▸ **Prompt**: Work through the data below and copy out every line where "this" is found.

▸ **Information provided**:
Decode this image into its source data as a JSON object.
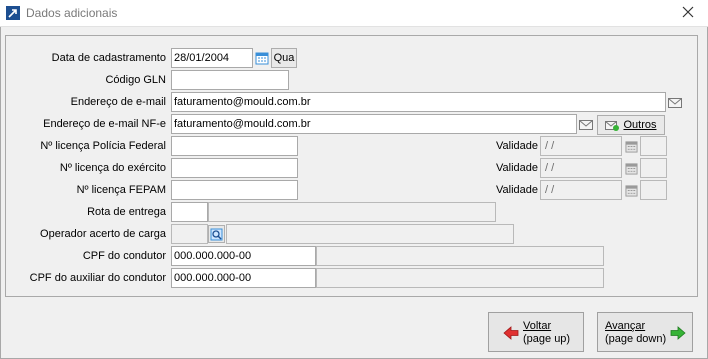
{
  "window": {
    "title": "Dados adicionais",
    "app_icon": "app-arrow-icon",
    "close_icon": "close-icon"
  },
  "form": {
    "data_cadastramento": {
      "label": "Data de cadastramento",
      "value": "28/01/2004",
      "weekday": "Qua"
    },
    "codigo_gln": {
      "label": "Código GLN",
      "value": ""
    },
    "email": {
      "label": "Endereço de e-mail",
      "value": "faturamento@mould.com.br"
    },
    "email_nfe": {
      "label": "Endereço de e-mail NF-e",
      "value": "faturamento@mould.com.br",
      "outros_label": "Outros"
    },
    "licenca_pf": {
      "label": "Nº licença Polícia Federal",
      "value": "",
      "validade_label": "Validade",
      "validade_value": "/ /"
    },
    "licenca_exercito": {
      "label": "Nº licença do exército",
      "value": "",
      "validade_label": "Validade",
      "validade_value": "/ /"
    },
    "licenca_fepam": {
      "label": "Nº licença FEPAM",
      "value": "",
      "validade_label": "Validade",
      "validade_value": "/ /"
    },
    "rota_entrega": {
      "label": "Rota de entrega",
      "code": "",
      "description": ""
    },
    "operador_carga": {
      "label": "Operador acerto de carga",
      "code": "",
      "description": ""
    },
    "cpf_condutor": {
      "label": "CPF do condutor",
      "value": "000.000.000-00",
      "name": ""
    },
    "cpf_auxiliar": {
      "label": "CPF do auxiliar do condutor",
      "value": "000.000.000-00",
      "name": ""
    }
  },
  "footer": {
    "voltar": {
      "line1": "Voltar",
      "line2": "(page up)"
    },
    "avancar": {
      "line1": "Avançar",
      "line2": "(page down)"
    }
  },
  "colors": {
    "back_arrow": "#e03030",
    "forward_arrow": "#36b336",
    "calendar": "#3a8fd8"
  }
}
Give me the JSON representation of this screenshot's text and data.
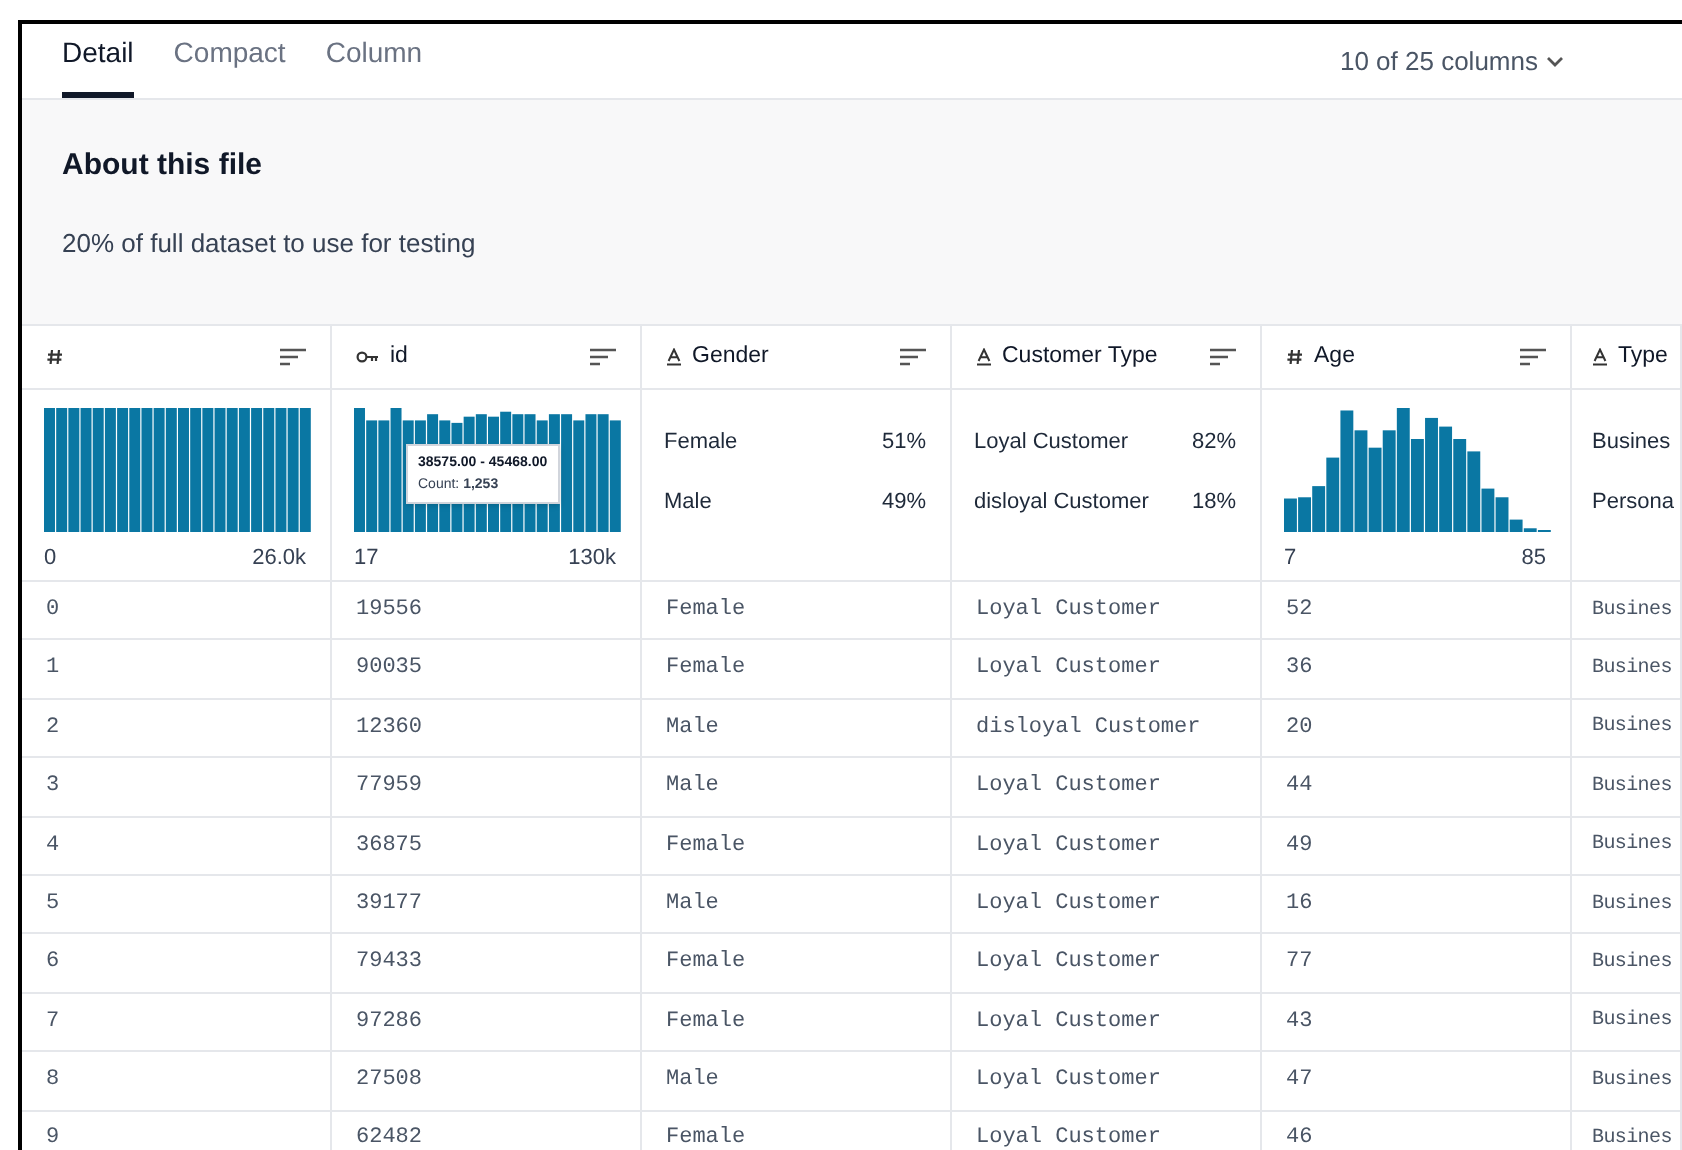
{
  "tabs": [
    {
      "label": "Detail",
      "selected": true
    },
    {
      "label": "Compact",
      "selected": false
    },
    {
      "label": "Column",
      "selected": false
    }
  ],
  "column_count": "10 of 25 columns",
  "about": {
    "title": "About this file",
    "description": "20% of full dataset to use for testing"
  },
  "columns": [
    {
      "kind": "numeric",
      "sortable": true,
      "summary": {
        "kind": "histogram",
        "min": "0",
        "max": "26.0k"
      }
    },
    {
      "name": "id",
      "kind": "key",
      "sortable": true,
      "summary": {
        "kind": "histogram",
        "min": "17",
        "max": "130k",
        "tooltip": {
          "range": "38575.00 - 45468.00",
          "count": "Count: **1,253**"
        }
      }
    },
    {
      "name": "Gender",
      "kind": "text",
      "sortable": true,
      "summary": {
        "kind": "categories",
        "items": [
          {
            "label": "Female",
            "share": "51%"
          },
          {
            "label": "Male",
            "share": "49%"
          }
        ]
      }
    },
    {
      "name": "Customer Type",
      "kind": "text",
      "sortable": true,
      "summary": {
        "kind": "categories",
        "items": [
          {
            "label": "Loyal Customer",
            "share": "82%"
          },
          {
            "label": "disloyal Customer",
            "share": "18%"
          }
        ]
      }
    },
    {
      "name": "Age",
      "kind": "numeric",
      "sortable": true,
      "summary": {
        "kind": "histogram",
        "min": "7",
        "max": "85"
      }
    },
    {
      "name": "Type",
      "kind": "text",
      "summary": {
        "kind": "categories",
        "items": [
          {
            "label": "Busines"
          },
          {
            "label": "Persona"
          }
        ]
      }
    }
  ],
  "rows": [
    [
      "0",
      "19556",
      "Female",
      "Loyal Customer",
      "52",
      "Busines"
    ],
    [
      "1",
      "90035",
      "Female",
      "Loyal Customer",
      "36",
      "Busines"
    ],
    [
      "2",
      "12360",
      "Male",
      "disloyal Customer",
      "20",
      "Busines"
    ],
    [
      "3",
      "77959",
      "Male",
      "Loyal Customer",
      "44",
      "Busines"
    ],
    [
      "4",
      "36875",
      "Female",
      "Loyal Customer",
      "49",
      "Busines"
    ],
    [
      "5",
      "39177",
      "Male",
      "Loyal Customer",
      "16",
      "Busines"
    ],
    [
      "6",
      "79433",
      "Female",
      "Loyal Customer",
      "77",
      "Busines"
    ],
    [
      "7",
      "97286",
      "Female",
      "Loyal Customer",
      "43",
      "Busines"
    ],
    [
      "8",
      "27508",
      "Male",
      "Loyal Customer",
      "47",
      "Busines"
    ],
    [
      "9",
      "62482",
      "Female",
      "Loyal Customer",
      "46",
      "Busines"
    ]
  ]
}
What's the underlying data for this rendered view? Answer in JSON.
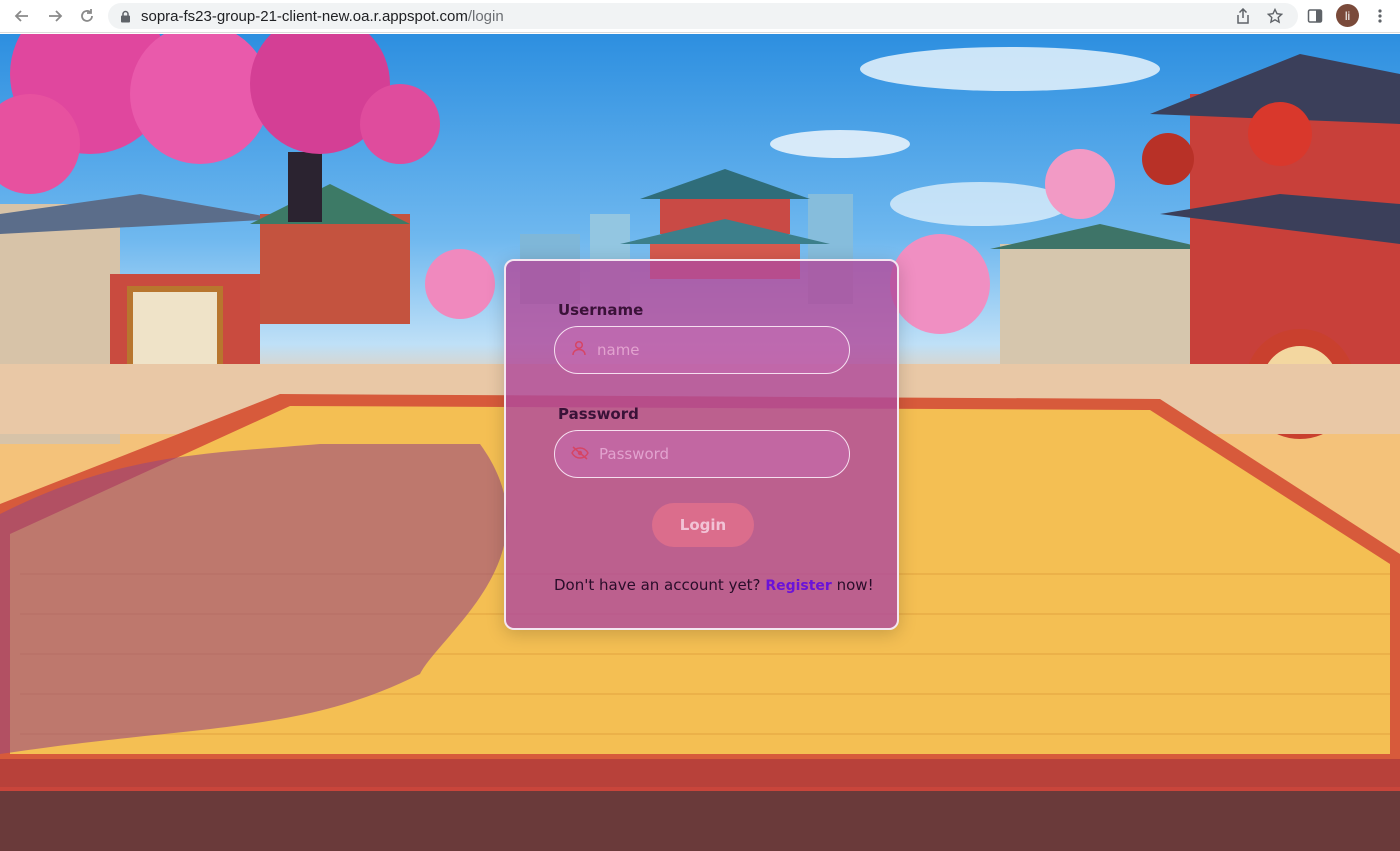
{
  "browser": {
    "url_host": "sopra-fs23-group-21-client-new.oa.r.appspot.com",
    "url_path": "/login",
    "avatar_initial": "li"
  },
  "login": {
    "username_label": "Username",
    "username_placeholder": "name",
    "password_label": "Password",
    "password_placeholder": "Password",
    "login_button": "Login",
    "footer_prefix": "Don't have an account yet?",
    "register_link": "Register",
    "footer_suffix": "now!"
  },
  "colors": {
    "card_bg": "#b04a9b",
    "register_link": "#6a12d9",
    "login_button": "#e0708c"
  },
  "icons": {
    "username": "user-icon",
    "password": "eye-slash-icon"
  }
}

▸ **Written solution**:
Decode this image into its source data as a JSON object.
Give me the JSON representation of this screenshot's text and data.
    "title": "About this file",
What's the underlying data for this rendered view? Answer in JSON.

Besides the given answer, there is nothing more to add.